SAMPLER OF HONORS COURSES
Below are descriptions of several Honors courses that have been offered in the past. Students and faculty are always welcome to submit ideas and proposals for future Honors courses. See Appendix E for an Honors Course Proposal form.
First Year Interdisciplinary Written English & History of Civilization Seminar
This Honors Learning Community introduces first year Honors students to major types of expository and critical writing in conjunction with the study of world civilization. Topics focus on philosophical thought throughout history with emphasis on changes in government, economics, arts, science, and literature. Field trips include trips to Washington and Baltimore museums and theaters. Trips focus on the literary and historical connections of political thought and literary development.
A seminar-style course focusing on the conflict in Vietnam from a historical perspective. This seminar will be taught by Dr. John Paul Harris, a distinguished Visiting Professor to Shepherd University from Britain's Royal Military Academy Sandhurst. Dr. Harris received both his BA in History and his PhD in War Studies from King's College London. He is currently a Senior Lecturer in the Department of War Studies at the Royal Military Academy Sandhurst and has published numerous articles and book chapters in the area of War Studies and the Vietnamese conflict.
Game theory is a branch of social science that is concerned with strategic decision-making. As such, it is a collection of models and analytical tools to help us understand the phenomena that we observe when decision-makers interact. These models are abstract representations of classes of real-life situations. A central concern of these models is determining how a decision maker should choose a course of action when in competition with rivals who are acting in their own interests. Applications include voting strategies, contract negotiations, auction strategies, cartel formation, price and output decisions in oligopoly situations, political competition and coalitions, the design and use of incentives, and the use of various tactics such as brinkmanship and credible commitments.
Foundations of Non-Violence
Foundations of Nonviolence is an interdisciplinary investigation of the religious, social, political, and artistic sources for implementation of nonviolent direct action. In this context nonviolence is not merely the absence of violence but the commitment to seeking justice and significant social change in ways that do not harm those with opposing views. From the Christian admonition to turn the other cheek to India's gaining independence, from Norwegian resistance to Nazism to the American civil rights movement, we will use texts, films, lectures and student presentations to understand and critique various faces of nonviolence.
Gender and Film
Gender and Film examines the representation of gender in motion pictures. Providing an overview of critical theory, methods of film analysis and scholarly discussion and written composition. Current communications curriculum does not offer survey of literature dealing specifically with how communication reflects and shapes sociocultural constructions of gender. A seminar course in which students lead class discussions and present close readings of films. Students will also conduct a class research project in collaboration with faculty on a chosen topic and compose a scholarly monograph to be submitted for publication.
Slavery in Jefferson's Virginia

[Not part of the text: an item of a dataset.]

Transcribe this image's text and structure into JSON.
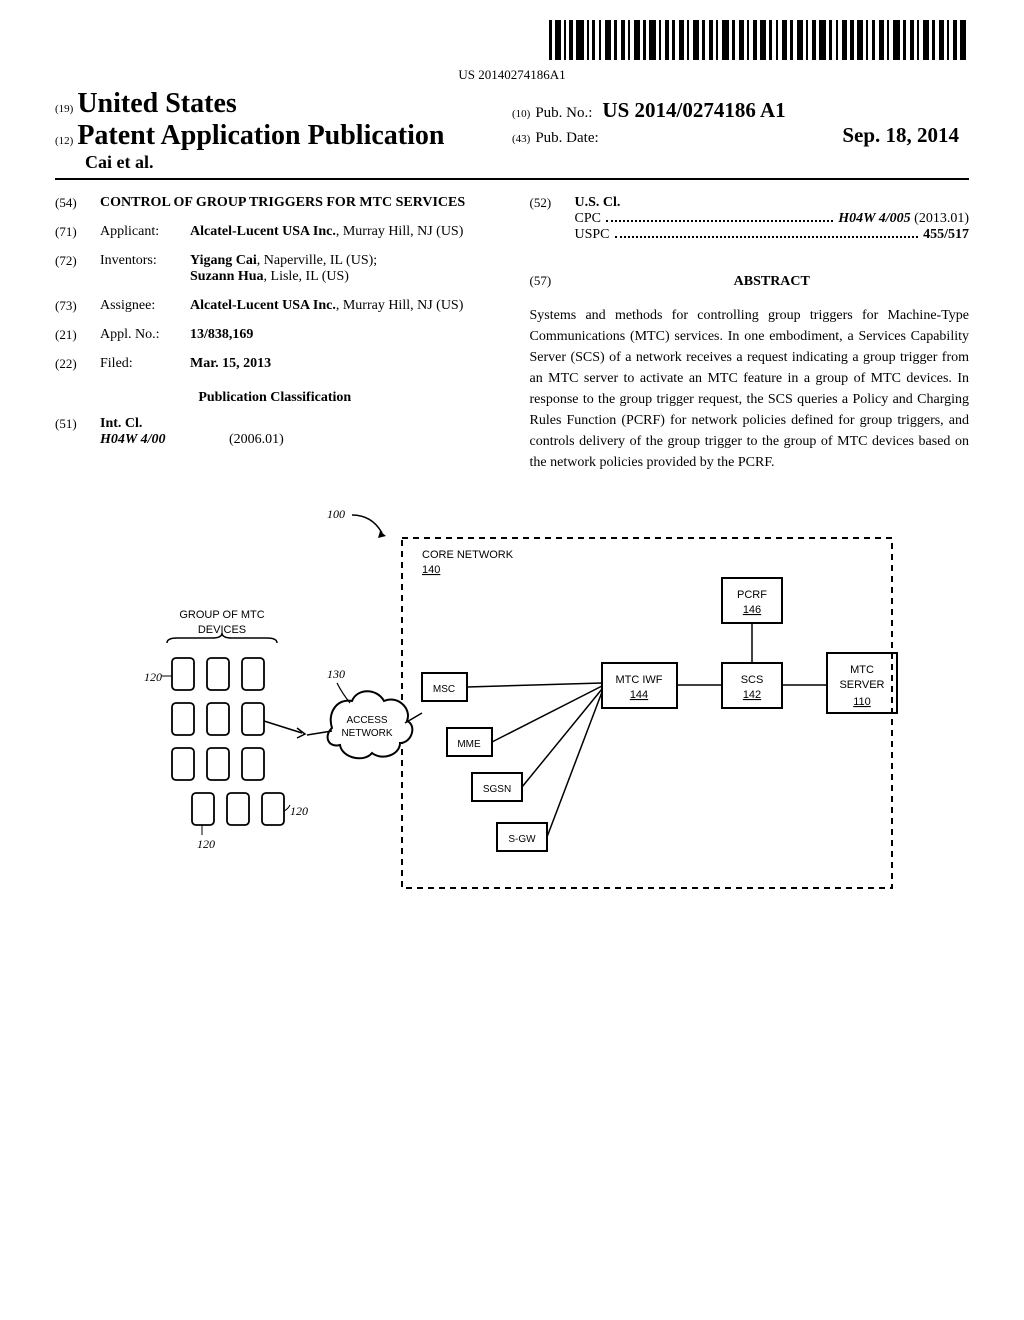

"Slavery and Freedom in Jefferson's Virginia" will examine several aspects of Virginia's 18th and early 19th century that illuminate the difficult relationship between concepts of "liberty," "freedom," and "justice," and the institution of slavery. We will focus on several approaches to the study of slavery and freedom in Virginia, including political efforts for manumission and colonization after the Revolution, religious qualms about slavery, the problems of interracial sex and families, and violent attempts throughout the period to destroy the institution. This is an intensive reading and writing course. The core of the course grade will be derived from a significant, original research paper.

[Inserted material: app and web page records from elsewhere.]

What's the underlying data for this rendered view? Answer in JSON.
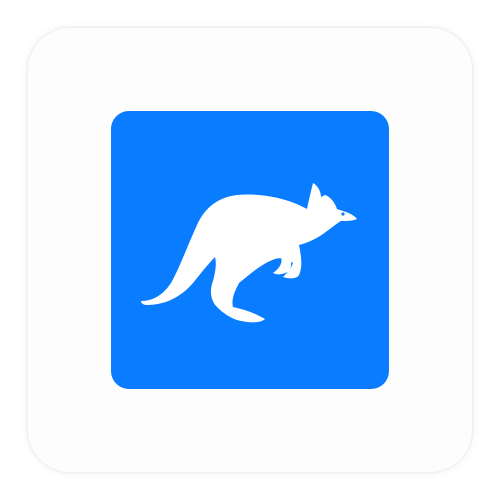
{
  "icon": {
    "symbol": "kangaroo-icon",
    "tile_color": "#0A7CFF",
    "symbol_color": "#FFFFFF",
    "card_color": "#FDFDFD"
  }
}
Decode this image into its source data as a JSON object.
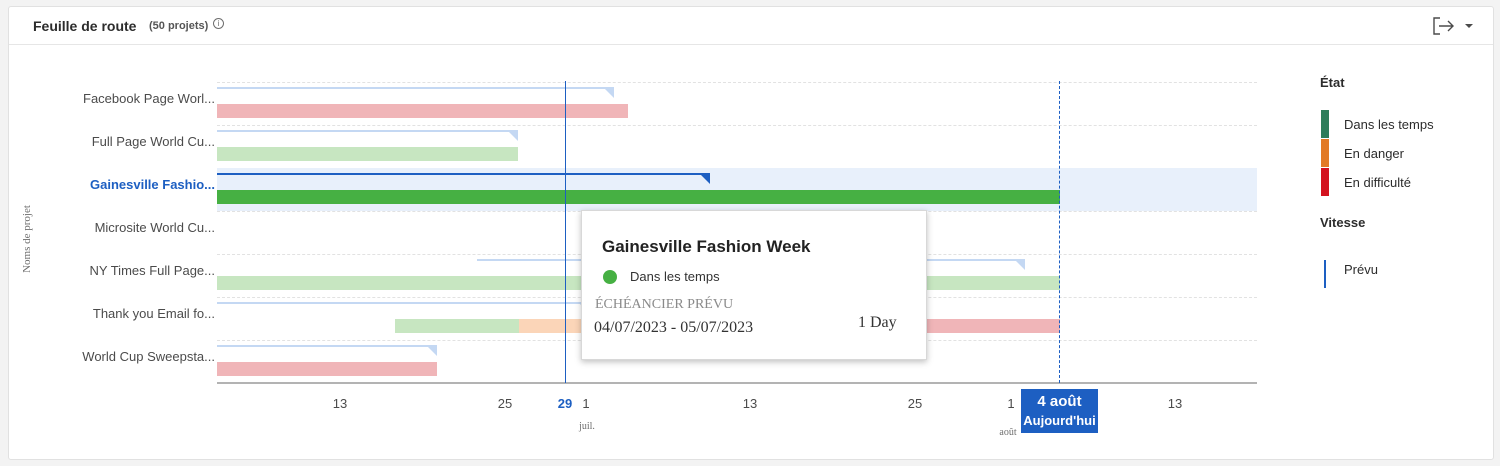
{
  "header": {
    "title": "Feuille de route",
    "count": "(50 projets)",
    "info_icon": "info-icon",
    "export_icon": "export-icon",
    "dropdown_icon": "chevron-down-icon"
  },
  "chart": {
    "y_axis_title": "Noms de projet",
    "rows": [
      {
        "label": "Facebook Page Worl...",
        "active": false
      },
      {
        "label": "Full Page World Cu...",
        "active": false
      },
      {
        "label": "Gainesville Fashio...",
        "active": true
      },
      {
        "label": "Microsite World Cu...",
        "active": false
      },
      {
        "label": "NY Times Full Page...",
        "active": false
      },
      {
        "label": "Thank you Email fo...",
        "active": false
      },
      {
        "label": "World Cup Sweepsta...",
        "active": false
      }
    ],
    "ticks": [
      {
        "label": "13",
        "strong": false
      },
      {
        "label": "25",
        "strong": false
      },
      {
        "label": "29",
        "strong": true
      },
      {
        "label": "1",
        "strong": false
      },
      {
        "label": "13",
        "strong": false
      },
      {
        "label": "25",
        "strong": false
      },
      {
        "label": "1",
        "strong": false
      },
      {
        "label": "13",
        "strong": false
      }
    ],
    "months": [
      "juil.",
      "août"
    ],
    "today": {
      "date": "4 août",
      "label": "Aujourd'hui"
    }
  },
  "tooltip": {
    "title": "Gainesville Fashion Week",
    "status": "Dans les temps",
    "status_color": "#46b043",
    "schedule_label": "ÉCHÉANCIER PRÉVU",
    "dates": "04/07/2023 - 05/07/2023",
    "duration": "1 Day"
  },
  "legend": {
    "state_title": "État",
    "states": [
      {
        "label": "Dans les temps",
        "color": "#2e7d5b"
      },
      {
        "label": "En danger",
        "color": "#e27a26"
      },
      {
        "label": "En difficulté",
        "color": "#d3121f"
      }
    ],
    "speed_title": "Vitesse",
    "speed_items": [
      {
        "label": "Prévu",
        "color": "#1d5fc2"
      }
    ]
  },
  "colors": {
    "accent": "#1d5fc2",
    "on_time": "#46b043",
    "on_time_light": "#c7e6c1",
    "at_risk_light": "#fbd5b8",
    "in_trouble_light": "#f0b5b8",
    "planned_light": "#c4d8f3"
  }
}
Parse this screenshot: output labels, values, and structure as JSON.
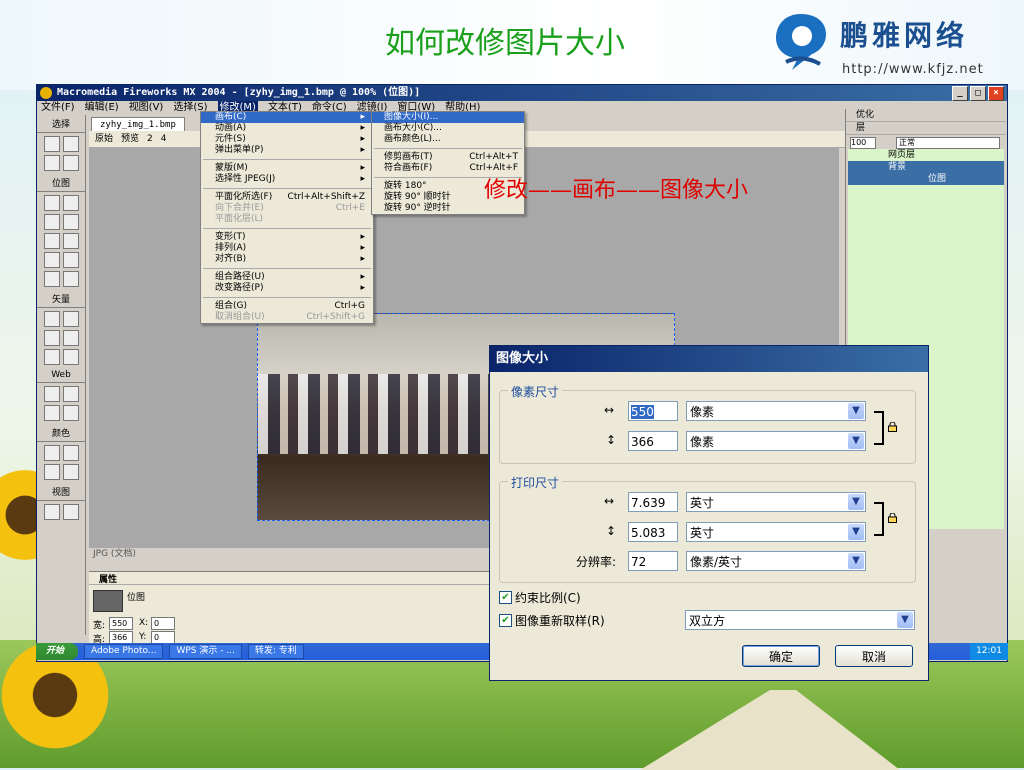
{
  "slide": {
    "title": "如何改修图片大小",
    "annotation": "修改——画布——图像大小",
    "logo_text": "鹏雅网络",
    "logo_url": "http://www.kfjz.net"
  },
  "window": {
    "title": "Macromedia Fireworks MX 2004 - [zyhy_img_1.bmp @ 100% (位图)]",
    "buttons": {
      "min": "_",
      "max": "□",
      "close": "×"
    }
  },
  "menubar": [
    "文件(F)",
    "编辑(E)",
    "视图(V)",
    "选择(S)",
    "修改(M)",
    "文本(T)",
    "命令(C)",
    "滤镜(I)",
    "窗口(W)",
    "帮助(H)"
  ],
  "tools": {
    "sections": [
      "选择",
      "位图",
      "矢量",
      "Web",
      "颜色",
      "视图"
    ]
  },
  "document": {
    "tab": "zyhy_img_1.bmp",
    "toolbar": [
      "原始",
      "预览",
      "2",
      "4"
    ],
    "footer": "JPG (文档)"
  },
  "properties": {
    "title": "属性",
    "type": "位图",
    "width_label": "宽:",
    "width": "550",
    "height_label": "高:",
    "height": "366",
    "x_label": "X:",
    "x": "0",
    "y_label": "Y:",
    "y": "0"
  },
  "right_panel": {
    "optimize": "优化",
    "layers": "层",
    "opacity": "100",
    "blend": "正常",
    "layer_items": [
      "网页层",
      "背景",
      "位图"
    ]
  },
  "modify_menu": [
    {
      "label": "画布(C)",
      "arrow": true,
      "highlight": true
    },
    {
      "label": "动画(A)",
      "arrow": true
    },
    {
      "label": "元件(S)",
      "arrow": true
    },
    {
      "label": "弹出菜单(P)",
      "arrow": true
    },
    {
      "sep": true
    },
    {
      "label": "蒙版(M)",
      "arrow": true
    },
    {
      "label": "选择性 JPEG(J)",
      "arrow": true
    },
    {
      "sep": true
    },
    {
      "label": "平面化所选(F)",
      "shortcut": "Ctrl+Alt+Shift+Z"
    },
    {
      "label": "向下合并(E)",
      "shortcut": "Ctrl+E",
      "disabled": true
    },
    {
      "label": "平面化层(L)",
      "disabled": true
    },
    {
      "sep": true
    },
    {
      "label": "变形(T)",
      "arrow": true
    },
    {
      "label": "排列(A)",
      "arrow": true
    },
    {
      "label": "对齐(B)",
      "arrow": true
    },
    {
      "sep": true
    },
    {
      "label": "组合路径(U)",
      "arrow": true
    },
    {
      "label": "改变路径(P)",
      "arrow": true
    },
    {
      "sep": true
    },
    {
      "label": "组合(G)",
      "shortcut": "Ctrl+G"
    },
    {
      "label": "取消组合(U)",
      "shortcut": "Ctrl+Shift+G",
      "disabled": true
    }
  ],
  "canvas_menu": [
    {
      "label": "图像大小(I)...",
      "highlight": true
    },
    {
      "label": "画布大小(C)..."
    },
    {
      "label": "画布颜色(L)..."
    },
    {
      "sep": true
    },
    {
      "label": "修剪画布(T)",
      "shortcut": "Ctrl+Alt+T"
    },
    {
      "label": "符合画布(F)",
      "shortcut": "Ctrl+Alt+F"
    },
    {
      "sep": true
    },
    {
      "label": "旋转 180°"
    },
    {
      "label": "旋转 90° 顺时针"
    },
    {
      "label": "旋转 90° 逆时针"
    }
  ],
  "dialog": {
    "title": "图像大小",
    "pixel_group": "像素尺寸",
    "pixel_width": "550",
    "pixel_height": "366",
    "pixel_unit": "像素",
    "print_group": "打印尺寸",
    "print_width": "7.639",
    "print_height": "5.083",
    "print_unit": "英寸",
    "resolution_label": "分辨率:",
    "resolution": "72",
    "resolution_unit": "像素/英寸",
    "width_arrow": "↔",
    "height_arrow": "↕",
    "constrain_label": "约束比例(C)",
    "constrain_checked": true,
    "resample_label": "图像重新取样(R)",
    "resample_checked": true,
    "resample_method": "双立方",
    "ok": "确定",
    "cancel": "取消"
  },
  "taskbar": {
    "start": "开始",
    "tasks": [
      "Adobe Photo...",
      "WPS 演示 - ...",
      "转发: 专利"
    ],
    "clock": "12:01"
  }
}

Politics and Film
This class will utilize outside readings and in-class discussions as means to integrate our knowledge of political science as written and as viewed through Hollywood. An array of films will be viewed including fiction, Nonfiction, Documentaries, US-made films as well as foreign films. In addition to class discussions, students will write response papers and essays throughout the semester that are designed to combine the outside readings, class discussions, and students' own responses to the films viewed.

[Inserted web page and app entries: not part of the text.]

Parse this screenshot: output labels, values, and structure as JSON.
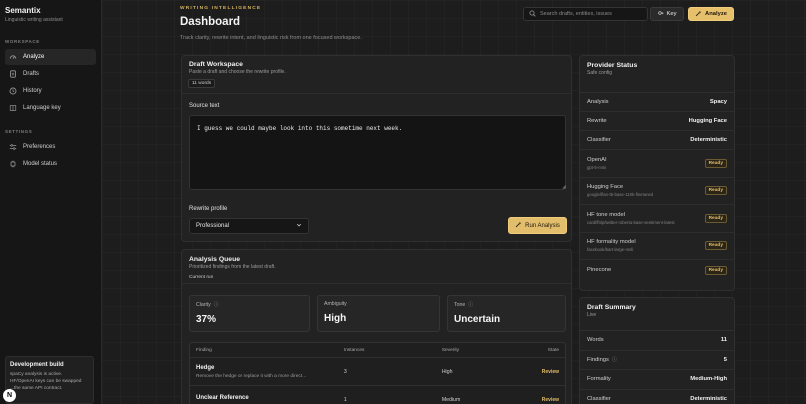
{
  "brand": {
    "title": "Semantix",
    "subtitle": "Linguistic writing assistant"
  },
  "sidebar": {
    "workspace_label": "WORKSPACE",
    "workspace_items": [
      {
        "label": "Analyze",
        "icon": "gauge-icon",
        "active": true
      },
      {
        "label": "Drafts",
        "icon": "document-icon"
      },
      {
        "label": "History",
        "icon": "clock-icon"
      },
      {
        "label": "Language key",
        "icon": "book-icon"
      }
    ],
    "settings_label": "SETTINGS",
    "settings_items": [
      {
        "label": "Preferences",
        "icon": "sliders-icon"
      },
      {
        "label": "Model status",
        "icon": "cpu-icon"
      }
    ],
    "dev": {
      "title": "Development build",
      "line1": "spaCy analysis is active.",
      "line2": "HF/OpenAI keys can be swapped",
      "line3": "...the same API contract."
    },
    "badge": "N"
  },
  "header": {
    "eyebrow": "WRITING INTELLIGENCE",
    "title": "Dashboard",
    "description": "Track clarity, rewrite intent, and linguistic risk from one focused workspace.",
    "search_placeholder": "Search drafts, entities, issues",
    "key_label": "Key",
    "analyze_label": "Analyze"
  },
  "draft": {
    "title": "Draft Workspace",
    "subtitle": "Paste a draft and choose the rewrite profile.",
    "word_count": "11 words",
    "source_label": "Source text",
    "source_text": "I guess we could maybe look into this sometime next week.",
    "rewrite_label": "Rewrite profile",
    "profile": "Professional",
    "run_label": "Run Analysis"
  },
  "queue": {
    "title": "Analysis Queue",
    "subtitle": "Prioritized findings from the latest draft.",
    "run_label": "Current run",
    "metrics": [
      {
        "label": "Clarity",
        "value": "37%",
        "info": true
      },
      {
        "label": "Ambiguity",
        "value": "High",
        "info": false
      },
      {
        "label": "Tone",
        "value": "Uncertain",
        "info": true
      }
    ],
    "columns": [
      "Finding",
      "Instances",
      "Severity",
      "State"
    ],
    "rows": [
      {
        "name": "Hedge",
        "desc": "Remove the hedge or replace it with a more direct...",
        "instances": "3",
        "severity": "High",
        "state": "Review"
      },
      {
        "name": "Unclear Reference",
        "desc": "",
        "instances": "1",
        "severity": "Medium",
        "state": "Review"
      }
    ]
  },
  "provider": {
    "title": "Provider Status",
    "subtitle": "Safe config",
    "rows": [
      {
        "name": "Analysis",
        "value": "Spacy"
      },
      {
        "name": "Rewrite",
        "value": "Hugging Face"
      },
      {
        "name": "Classifier",
        "value": "Deterministic"
      },
      {
        "name": "OpenAI",
        "model": "gpt-5-mini",
        "status": "Ready"
      },
      {
        "name": "Hugging Face",
        "model": "google/flan-t5-base-110k-finetuned",
        "status": "Ready"
      },
      {
        "name": "HF tone model",
        "model": "cardiffnlp/twitter-roberta-base-sentiment-latest",
        "status": "Ready"
      },
      {
        "name": "HF formality model",
        "model": "facebook/bart-large-mnli",
        "status": "Ready"
      },
      {
        "name": "Pinecone",
        "model": "",
        "status": "Ready"
      }
    ]
  },
  "summary": {
    "title": "Draft Summary",
    "subtitle": "Live",
    "rows": [
      {
        "label": "Words",
        "value": "11",
        "info": false
      },
      {
        "label": "Findings",
        "value": "5",
        "info": true
      },
      {
        "label": "Formality",
        "value": "Medium-High",
        "info": false
      },
      {
        "label": "Classifier",
        "value": "Deterministic",
        "info": false
      }
    ]
  },
  "colors": {
    "accent": "#e7c06c",
    "background": "#1b1b1b",
    "panel": "#222222"
  }
}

An advanced seminar for Honors students. Subject matter and content vary from semester to semester, with an emphasis on interdisciplinary and multidisciplinary explorations of provocative and timely topics.
Science and Religion
Science and Religion is a survey of the philosophical and historical aspects of the relationship between science and the primary world religions. It is an interdisciplinary course designed to foster dialog between people of scientific and religious backgrounds, and to encourage science students towards integration and critical thinking in their own faith traditions. After discussion of the methods of rational inference and preliminary considerations in the philosophy of science, a survey of the world religions (Hinduism, Judaism, Buddhism, Christianity, and Islam) and the naturalistic perspective will be presented, along with various philosophical models of the relationship between science and religion. Key episodes in the historic interactions between science and religion (Babylonian Astronomy, Copernicus and Galileo, the Scopes Trial, etc.) will be examined and correlated with these models.